House GOP Details Patients' Rights Bill

Key House Republicans outlined their patients' bill of rights yesterday, which includes a right to appeal insurers' decisions to an outside expert but does not expand the right to sue.

In a move that Democrats have indicated they will resist, the bill also allows employers to pool together to purchase health care for their workers, so they could try to negotiate lower prices. Bill sponsors hope this will help cover some of the 43 million uninsured Americans.

A similar bill passed the House by six votes last July, while a Democratic alternative lost by only five votes. Since then, Democrats picked up five seats in the House, possibly changing the dynamics of the health care debate. Democrats have said Republican health care proposals do not go far enough to safeguard patients.

Senate Rejects Kerry's Y2K Liability Measure

The Senate, debating legislation that would limit class action lawsuits and restrict punitive damages in the event of Year 2000 computer failures, rejected an alternative offered by Sen. John F. Kerry (D-Mass.) that he said the White House would accept. The vote was 57 to 41.

Kerry offered his proposal as a substitute for legislation sponsored by Sens.
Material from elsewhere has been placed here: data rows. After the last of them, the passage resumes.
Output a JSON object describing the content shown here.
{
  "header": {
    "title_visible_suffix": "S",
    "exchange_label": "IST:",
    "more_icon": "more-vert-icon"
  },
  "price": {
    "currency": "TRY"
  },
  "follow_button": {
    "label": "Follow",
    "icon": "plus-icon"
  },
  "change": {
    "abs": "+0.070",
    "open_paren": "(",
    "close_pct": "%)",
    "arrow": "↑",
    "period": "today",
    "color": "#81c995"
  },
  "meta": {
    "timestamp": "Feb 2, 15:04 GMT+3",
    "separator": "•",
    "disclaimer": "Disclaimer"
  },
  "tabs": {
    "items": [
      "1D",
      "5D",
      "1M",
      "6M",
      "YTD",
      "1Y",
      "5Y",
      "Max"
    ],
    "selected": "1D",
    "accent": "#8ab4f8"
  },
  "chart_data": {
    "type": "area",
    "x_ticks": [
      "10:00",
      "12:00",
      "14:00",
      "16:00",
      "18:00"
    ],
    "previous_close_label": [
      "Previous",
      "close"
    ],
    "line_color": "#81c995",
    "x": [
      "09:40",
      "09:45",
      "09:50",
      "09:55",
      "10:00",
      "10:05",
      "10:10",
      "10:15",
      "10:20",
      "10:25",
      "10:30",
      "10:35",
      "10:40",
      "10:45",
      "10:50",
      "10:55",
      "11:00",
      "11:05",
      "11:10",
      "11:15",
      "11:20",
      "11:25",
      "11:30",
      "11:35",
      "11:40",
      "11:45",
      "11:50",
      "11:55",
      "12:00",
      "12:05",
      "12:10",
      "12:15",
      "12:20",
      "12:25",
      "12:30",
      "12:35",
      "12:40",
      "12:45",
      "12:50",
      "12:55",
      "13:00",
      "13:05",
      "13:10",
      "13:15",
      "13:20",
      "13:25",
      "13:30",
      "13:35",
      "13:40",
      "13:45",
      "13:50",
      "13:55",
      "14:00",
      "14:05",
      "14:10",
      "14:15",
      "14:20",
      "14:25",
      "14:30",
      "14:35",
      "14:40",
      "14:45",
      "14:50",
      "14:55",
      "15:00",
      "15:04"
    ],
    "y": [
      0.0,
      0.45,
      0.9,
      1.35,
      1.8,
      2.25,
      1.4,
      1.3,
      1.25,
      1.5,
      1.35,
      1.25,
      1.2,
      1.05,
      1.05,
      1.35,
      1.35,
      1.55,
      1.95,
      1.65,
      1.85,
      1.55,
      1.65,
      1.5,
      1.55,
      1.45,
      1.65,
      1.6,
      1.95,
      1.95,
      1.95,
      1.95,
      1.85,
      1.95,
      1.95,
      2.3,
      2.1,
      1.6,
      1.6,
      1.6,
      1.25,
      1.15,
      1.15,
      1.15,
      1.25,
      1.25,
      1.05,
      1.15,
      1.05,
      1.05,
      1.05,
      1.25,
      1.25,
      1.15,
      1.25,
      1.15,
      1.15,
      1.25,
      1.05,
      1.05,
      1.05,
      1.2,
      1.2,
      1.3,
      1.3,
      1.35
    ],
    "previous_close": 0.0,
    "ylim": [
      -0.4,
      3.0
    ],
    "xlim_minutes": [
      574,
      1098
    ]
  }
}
John McCain (R-Ariz.), Ron Wyden (D-Ore.) and Christopher J. Dodd (D-Conn.) and others that has drawn threats of a presidential veto. The administration contends the McCain bill would thwart efforts by consumers to fully recover economic losses caused by Y2K breakdowns.
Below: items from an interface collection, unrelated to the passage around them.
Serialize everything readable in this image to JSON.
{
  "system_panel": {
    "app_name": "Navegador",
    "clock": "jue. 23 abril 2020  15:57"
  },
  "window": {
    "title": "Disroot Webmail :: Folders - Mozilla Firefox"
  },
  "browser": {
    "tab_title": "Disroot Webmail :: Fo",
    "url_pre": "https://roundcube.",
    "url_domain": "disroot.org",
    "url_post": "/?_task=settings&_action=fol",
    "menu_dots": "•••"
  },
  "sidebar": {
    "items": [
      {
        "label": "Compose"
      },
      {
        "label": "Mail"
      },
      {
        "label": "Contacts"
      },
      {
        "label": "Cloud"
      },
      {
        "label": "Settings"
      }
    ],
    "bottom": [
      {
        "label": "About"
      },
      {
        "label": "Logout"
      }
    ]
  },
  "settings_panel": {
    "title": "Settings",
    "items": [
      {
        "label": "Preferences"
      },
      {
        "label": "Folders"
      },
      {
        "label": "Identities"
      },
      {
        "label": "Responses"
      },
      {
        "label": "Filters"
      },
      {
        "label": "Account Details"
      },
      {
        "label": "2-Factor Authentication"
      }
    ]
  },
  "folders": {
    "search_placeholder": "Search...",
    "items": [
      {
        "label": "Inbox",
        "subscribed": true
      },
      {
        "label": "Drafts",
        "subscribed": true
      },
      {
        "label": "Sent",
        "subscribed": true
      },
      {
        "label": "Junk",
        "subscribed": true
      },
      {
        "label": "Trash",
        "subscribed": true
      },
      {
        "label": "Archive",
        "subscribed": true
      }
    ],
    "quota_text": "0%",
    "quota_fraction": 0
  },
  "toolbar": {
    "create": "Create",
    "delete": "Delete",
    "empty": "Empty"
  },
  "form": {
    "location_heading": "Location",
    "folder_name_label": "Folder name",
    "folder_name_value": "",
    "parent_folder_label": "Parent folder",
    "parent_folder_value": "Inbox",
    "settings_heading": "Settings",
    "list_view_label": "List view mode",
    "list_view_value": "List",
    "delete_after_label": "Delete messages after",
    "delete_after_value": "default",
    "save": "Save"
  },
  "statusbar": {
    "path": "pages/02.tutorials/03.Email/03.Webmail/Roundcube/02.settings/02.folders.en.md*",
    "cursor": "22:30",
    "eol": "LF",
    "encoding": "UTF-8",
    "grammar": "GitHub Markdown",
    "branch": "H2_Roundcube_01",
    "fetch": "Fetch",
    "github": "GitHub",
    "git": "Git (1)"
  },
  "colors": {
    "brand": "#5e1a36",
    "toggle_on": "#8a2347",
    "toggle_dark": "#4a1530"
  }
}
But McCain, supported by a coalition of business and high-tech companies, said he had made "significant compromises" by accepting changes urged by Wyden and Dodd.

Kerry said his proposal would limit liability claims against companies if they identified and alerted users to potential Y2K problems, but McCain said it would create loopholes allowing lawsuits.
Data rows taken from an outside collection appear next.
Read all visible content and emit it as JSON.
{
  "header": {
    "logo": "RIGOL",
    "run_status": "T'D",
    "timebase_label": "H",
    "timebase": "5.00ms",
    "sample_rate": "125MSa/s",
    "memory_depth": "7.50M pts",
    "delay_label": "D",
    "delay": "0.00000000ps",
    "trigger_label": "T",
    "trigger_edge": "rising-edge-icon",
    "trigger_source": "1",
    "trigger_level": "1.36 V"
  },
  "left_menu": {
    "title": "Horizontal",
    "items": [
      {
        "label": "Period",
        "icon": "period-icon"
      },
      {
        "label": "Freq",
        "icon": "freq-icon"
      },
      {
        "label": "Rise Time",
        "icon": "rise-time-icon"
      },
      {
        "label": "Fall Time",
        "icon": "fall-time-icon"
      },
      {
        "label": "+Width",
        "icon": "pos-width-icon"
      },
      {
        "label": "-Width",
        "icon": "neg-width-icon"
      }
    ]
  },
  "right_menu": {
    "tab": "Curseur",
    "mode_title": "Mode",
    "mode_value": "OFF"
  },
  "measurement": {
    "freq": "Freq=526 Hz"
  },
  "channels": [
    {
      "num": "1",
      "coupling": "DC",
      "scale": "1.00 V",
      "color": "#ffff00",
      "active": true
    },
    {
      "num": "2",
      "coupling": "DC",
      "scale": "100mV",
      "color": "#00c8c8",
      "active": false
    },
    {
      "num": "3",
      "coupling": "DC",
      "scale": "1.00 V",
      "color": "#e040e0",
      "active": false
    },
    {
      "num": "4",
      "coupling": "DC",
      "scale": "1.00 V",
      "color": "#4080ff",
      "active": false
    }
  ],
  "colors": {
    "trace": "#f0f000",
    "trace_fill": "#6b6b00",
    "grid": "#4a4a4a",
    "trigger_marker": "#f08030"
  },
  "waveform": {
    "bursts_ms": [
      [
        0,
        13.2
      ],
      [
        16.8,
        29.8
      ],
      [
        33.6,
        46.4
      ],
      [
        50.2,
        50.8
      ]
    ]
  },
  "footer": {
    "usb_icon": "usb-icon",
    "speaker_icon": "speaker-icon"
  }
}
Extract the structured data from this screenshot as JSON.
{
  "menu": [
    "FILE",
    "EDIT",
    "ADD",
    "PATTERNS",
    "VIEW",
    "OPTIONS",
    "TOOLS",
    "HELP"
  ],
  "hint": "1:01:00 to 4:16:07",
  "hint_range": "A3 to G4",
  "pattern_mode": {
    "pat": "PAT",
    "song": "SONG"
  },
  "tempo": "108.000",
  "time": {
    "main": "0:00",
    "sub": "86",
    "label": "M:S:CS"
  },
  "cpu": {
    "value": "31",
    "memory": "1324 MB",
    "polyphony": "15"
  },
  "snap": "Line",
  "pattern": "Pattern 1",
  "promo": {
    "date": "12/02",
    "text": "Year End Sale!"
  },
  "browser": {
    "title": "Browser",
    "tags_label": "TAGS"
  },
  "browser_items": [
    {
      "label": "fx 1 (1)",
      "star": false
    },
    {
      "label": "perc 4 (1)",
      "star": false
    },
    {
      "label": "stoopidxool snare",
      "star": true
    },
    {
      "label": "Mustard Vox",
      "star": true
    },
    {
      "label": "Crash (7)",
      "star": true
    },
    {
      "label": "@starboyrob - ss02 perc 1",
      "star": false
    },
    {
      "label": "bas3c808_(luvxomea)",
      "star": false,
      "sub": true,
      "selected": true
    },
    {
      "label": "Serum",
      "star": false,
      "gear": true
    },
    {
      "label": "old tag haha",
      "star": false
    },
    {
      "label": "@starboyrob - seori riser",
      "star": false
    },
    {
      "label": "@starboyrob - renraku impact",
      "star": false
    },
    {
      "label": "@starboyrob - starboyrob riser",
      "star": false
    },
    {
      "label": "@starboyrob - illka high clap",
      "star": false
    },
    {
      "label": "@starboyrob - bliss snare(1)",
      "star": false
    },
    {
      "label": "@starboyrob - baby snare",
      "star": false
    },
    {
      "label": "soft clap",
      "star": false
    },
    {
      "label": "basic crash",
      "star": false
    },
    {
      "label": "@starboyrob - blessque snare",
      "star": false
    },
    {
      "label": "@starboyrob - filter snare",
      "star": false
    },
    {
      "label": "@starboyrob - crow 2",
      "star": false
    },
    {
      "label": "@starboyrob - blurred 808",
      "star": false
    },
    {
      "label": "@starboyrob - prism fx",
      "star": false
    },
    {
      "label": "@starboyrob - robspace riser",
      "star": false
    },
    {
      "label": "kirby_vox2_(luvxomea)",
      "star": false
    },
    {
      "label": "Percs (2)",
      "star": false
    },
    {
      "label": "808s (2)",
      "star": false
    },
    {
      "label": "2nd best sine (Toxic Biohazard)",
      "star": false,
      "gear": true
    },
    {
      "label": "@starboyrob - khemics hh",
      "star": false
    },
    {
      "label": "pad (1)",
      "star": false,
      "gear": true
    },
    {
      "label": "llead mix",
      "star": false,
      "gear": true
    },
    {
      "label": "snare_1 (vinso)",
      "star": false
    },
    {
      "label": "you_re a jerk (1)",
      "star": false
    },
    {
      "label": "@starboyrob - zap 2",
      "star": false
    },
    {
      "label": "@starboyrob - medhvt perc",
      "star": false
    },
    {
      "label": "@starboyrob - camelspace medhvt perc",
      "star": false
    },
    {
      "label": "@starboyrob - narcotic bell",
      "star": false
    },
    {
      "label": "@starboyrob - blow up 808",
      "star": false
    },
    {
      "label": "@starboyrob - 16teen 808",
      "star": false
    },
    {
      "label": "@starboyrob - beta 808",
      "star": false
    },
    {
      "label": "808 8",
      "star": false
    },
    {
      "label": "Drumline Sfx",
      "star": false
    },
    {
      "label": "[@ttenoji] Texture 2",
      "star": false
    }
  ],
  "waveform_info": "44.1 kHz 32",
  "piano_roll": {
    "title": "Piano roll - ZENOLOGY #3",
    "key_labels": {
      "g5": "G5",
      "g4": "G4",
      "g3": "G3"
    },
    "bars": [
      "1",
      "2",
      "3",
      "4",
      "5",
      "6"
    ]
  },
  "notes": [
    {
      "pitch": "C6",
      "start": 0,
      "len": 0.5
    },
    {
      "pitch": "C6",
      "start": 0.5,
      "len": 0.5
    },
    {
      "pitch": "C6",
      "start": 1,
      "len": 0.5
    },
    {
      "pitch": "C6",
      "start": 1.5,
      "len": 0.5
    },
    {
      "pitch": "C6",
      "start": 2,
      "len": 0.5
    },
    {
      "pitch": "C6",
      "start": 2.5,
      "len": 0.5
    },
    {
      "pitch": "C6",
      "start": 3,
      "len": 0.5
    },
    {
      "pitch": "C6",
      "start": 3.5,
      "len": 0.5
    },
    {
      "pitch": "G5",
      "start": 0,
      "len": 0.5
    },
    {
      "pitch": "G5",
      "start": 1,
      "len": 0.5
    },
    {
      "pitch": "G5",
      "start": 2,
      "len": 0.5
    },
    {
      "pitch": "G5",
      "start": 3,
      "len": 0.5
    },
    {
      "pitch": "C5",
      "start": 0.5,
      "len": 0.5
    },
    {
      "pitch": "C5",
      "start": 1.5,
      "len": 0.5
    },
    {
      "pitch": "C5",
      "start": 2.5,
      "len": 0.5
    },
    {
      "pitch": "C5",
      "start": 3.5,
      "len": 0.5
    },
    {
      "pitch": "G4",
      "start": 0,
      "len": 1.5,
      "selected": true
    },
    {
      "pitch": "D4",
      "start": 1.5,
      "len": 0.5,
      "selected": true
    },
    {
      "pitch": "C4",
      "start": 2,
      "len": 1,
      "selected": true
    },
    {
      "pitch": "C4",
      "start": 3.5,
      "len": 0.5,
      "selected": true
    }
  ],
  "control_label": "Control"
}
Panel Votes to Cut

Local Police Hiring A bill approved by a Senate panel would cut President Clinton's request for hiring local police officers while offering more help against terrorists, including a new counterterrorism laboratory at the site of the 1995 Oklahoma City bombing.

The legislation, coming soon after revelations of Chinese espionage at federal energy labs, would order the FBI to send at least 60 agents around the country to combat security breakdowns. The measure also would step up federal efforts against Internet crime, including $10 million to expand Securities and Exchange Commission efforts to crack down on fraud involving electronic trading.

The provisions were included in a $35.3 billion measure financing the departments of Commerce, Justice and State for the coming fiscal year. The bill was approved in a voice vote by the Senate Appropriations subcommittee overseeing those agencies.

GOP Senator Blasts Democrats' FOIA Tactic

Sen. Conrad Burns (R-Mont.) sharply criticized the Democratic Senatorial Campaign Committee for filing freedom-of-information requests with federal agencies for correspondence from Burns and nine other Republican senators who are up for reelection next year.

Burns accused the committee of seeking to "corrupt the nonpolitical casework system of Senate offices for political gain" and fired off a letter to President Clinton "demanding that he put an immediate stop to this and any similar action," as he put it in a speech to the Senate.

DSCC spokesman Jim Jordan said the Freedom of Information Act provides "absolute privacy" for individuals other than elected or appointed officials and that the committee was seeking "only that information which goes directly to a senator's official duties and interventions with federal agencies," not information on casework.

"In our view, a senator's contacts with and attempts to lobby federal agencies are a perfectly legitimate subject of scrutiny," he added.

But "to clarify the record," the DSCC plans to contact agencies to stress that it is not seeking information involving private citizens, Jordan said.

House Votes to Order U.S. Troops Out of Haiti

The House voted 227 to 198 last night to pull the permanent force of U.S. troops out of Haiti by the end of the year.

"It's not fair to leave our troops in Haiti in an open-ended deployment," said House International Relations Committee Chairman Benjamin A. Gilman (R-N.Y.) during a debate on amendments to the $289 billion defense authorization bill.

Opponents complained that the peacekeeping force in Haiti numbered fewer than 500 troops. "Haiti does not have an army now because they agreed to get rid of it," said Rep. John Conyers Jr. (D-Mich.). "Our troops are not in jeopardy."

The House also rejected, as it has done in past years, a proposal to liberalize the ban on abortions at military hospitals overseas. It turned back, 225 to 203, a proposal to allow the procedures if the woman paid for it with her own funds.